Hugging her for several more minutes, we both cried. Feelings of exhaustion and profound disappointment washed over us. As we looked at her, racking our brain…..fear set in. Was whatever took her transmissible? Was this going to happen to another doe? Was the rest of the herd at risk? Was it a virus? We didn’t see a snake or other animal but if she was bit, did it leave the barn and was lurking outside ready to strike another goat? It was near midnight and dark. How could we find it? Our minds went wild with possibilities. Start to finish, from happily trotting into the barn to her death, only 90 minutes had passed.
The vet arrived 5 minutes later. Her advice….an immediate autopsy on the spot. I desperately wanted to know what happened, but as she pulled out her surgical tools, I grew nervous. Having volunteered at a vet’s office as a teenager, I had passed out more than once during surgeries, tubing of horses and other procedures. It was the primary reason I didn’t follow through with vet school. I asked God to give me strength, I HAD to know why Dancer died and I wasn’t leaving.

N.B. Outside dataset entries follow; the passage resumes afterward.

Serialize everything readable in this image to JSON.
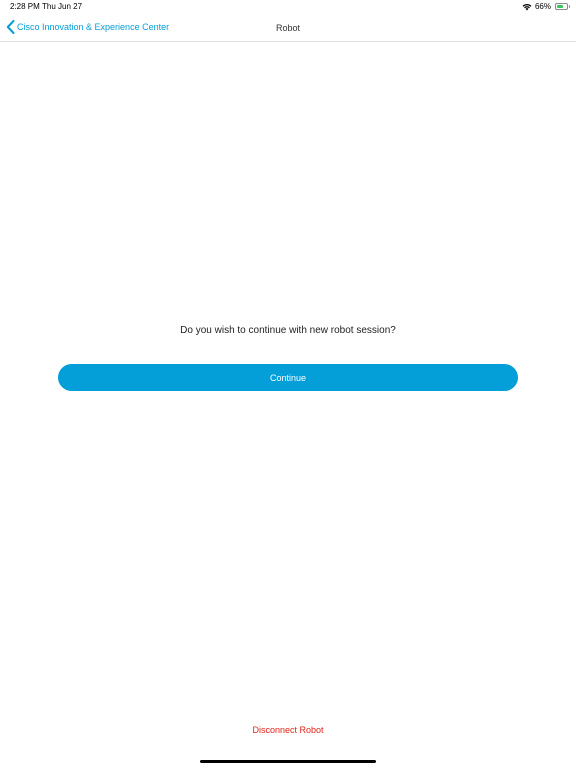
{
  "status_bar": {
    "time": "2:28 PM",
    "date": "Thu Jun 27",
    "battery_percent": "66%",
    "battery_level": 0.66,
    "wifi_icon": "wifi-icon",
    "battery_icon": "battery-icon"
  },
  "nav": {
    "back_label": "Cisco Innovation & Experience Center",
    "back_icon": "chevron-left-icon",
    "title": "Robot"
  },
  "main": {
    "prompt": "Do you wish to continue with new robot session?",
    "continue_label": "Continue"
  },
  "footer": {
    "disconnect_label": "Disconnect Robot"
  },
  "colors": {
    "accent": "#049fd9",
    "danger": "#e2231a",
    "battery": "#34c759"
  }
}
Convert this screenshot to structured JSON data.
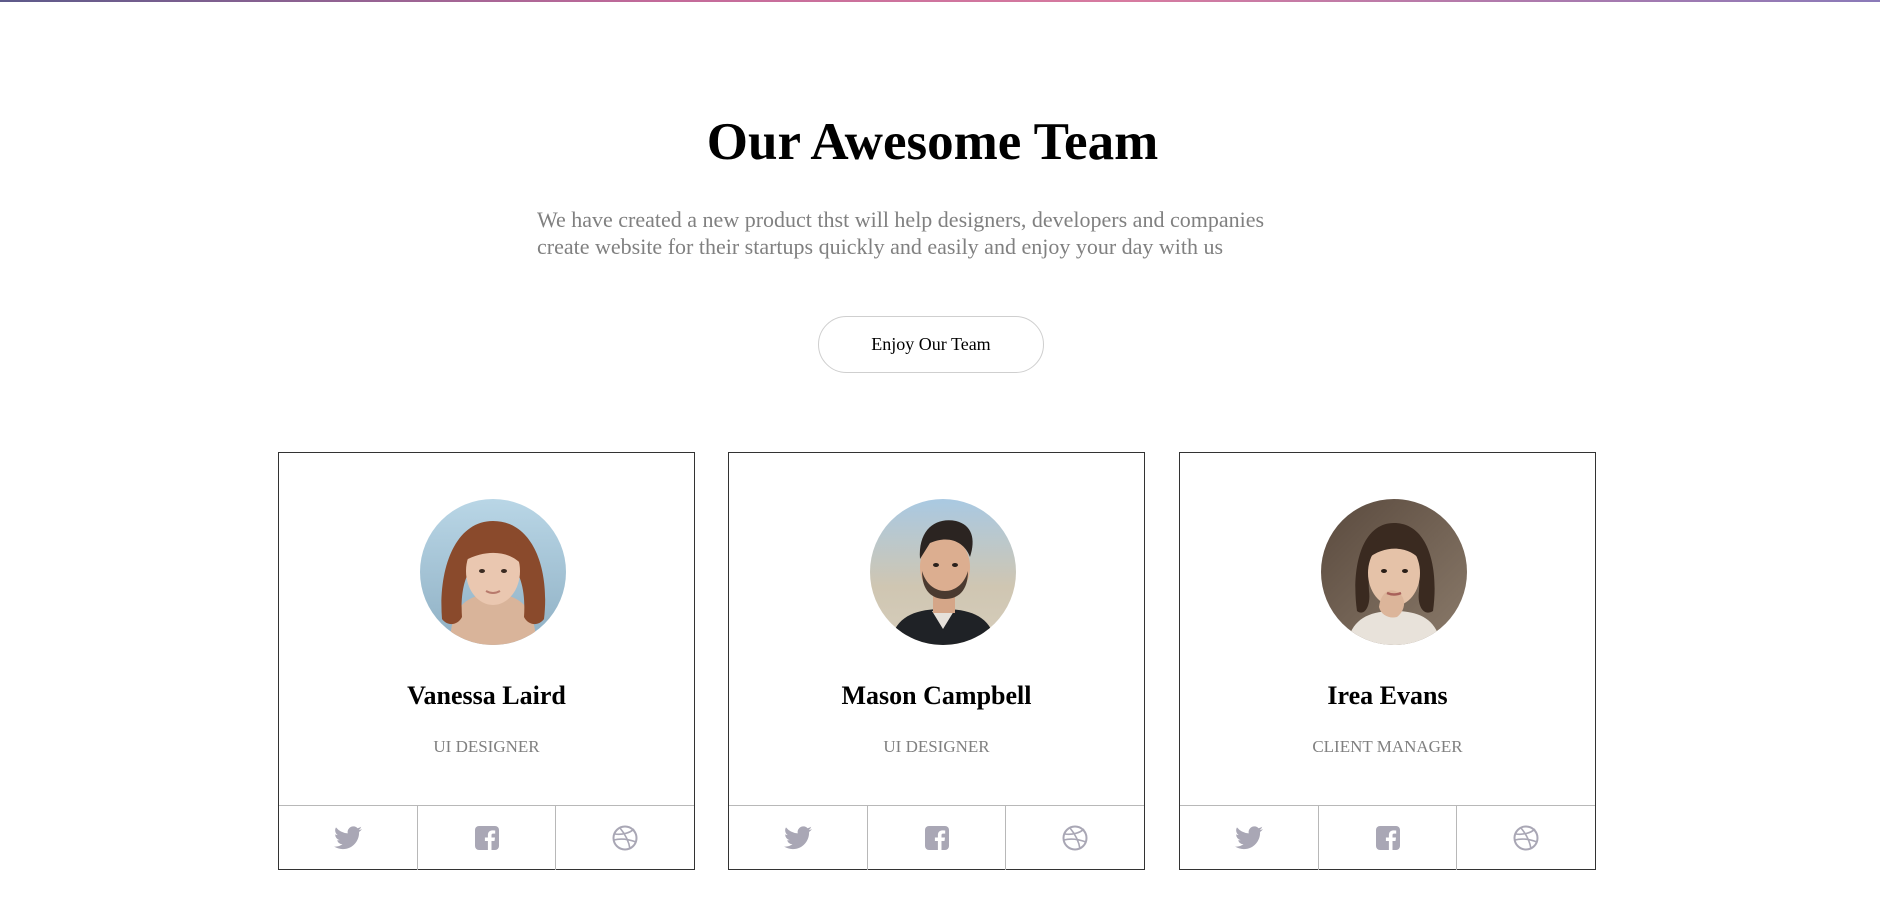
{
  "section": {
    "title": "Our Awesome Team",
    "subtitle_line1": "We have created a new product thst will help designers, developers and companies",
    "subtitle_line2": "create website for their startups quickly and easily and enjoy your day with us",
    "cta_label": "Enjoy Our Team"
  },
  "colors": {
    "title": "#000000",
    "muted_text": "#808080",
    "icon": "#a9a7b5",
    "card_border": "#333333"
  },
  "team": [
    {
      "name": "Vanessa Laird",
      "role": "UI DESIGNER",
      "avatar_icon": "woman-portrait-avatar",
      "social_icons": [
        "twitter-icon",
        "facebook-icon",
        "dribbble-icon"
      ]
    },
    {
      "name": "Mason Campbell",
      "role": "UI DESIGNER",
      "avatar_icon": "man-portrait-avatar",
      "social_icons": [
        "twitter-icon",
        "facebook-icon",
        "dribbble-icon"
      ]
    },
    {
      "name": "Irea Evans",
      "role": "CLIENT MANAGER",
      "avatar_icon": "woman-portrait-avatar",
      "social_icons": [
        "twitter-icon",
        "facebook-icon",
        "dribbble-icon"
      ]
    }
  ]
}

I won’t get into the details of how a goat autopsy is performed, but the Good Lord must of heard me as I managed to watch, learn and never felt ill. I think I wanted answers so badly that nothing else mattered. As she went through the process, our vet remarked each organ was healthy, no sign of parasites, good rumen, good color, good texture, appropriate size…….in her actual words……”perfectly healthy doe”. Such bittersweet words.
As we loaded her body in the truck, the vet recommended toxicology testing on her blood and told us to check the pasture the next morning for poisonous plants and mushrooms. We spent several hours in the field the next day and once again…….found nothing. The toxicology reports came back clean, everything was within normal parameters.
The next step was an analysis of the brain. Dancer’s head was sent to the University. Brain tissue would be examined and further toxicology tests would be run on that tissue. Six weeks passed. These special tests take time.
Three spots of bleeding were found in the brain leading to the final conclusion of a brain aneurysm. There was nothing we could have done to prevent it, treat it or cure it. The cause is rarely determined and besides that, we had nothing to point to.
As the months passed with no other illnesses, we began to relax and accept it was a one-time occurrence. I do think the experience made us even more analytical every time we look at our animals.
So Dancer’s memory lingers…..only 4 years old, a sweetheart doe with a beautiful correct body and excellent mammary, the kind that dairy goat breeders dream of. Someday we will name a doeling in honor of Dreamer, one that has her color, spirit and personality. Counting our blessings, we look forward to that day.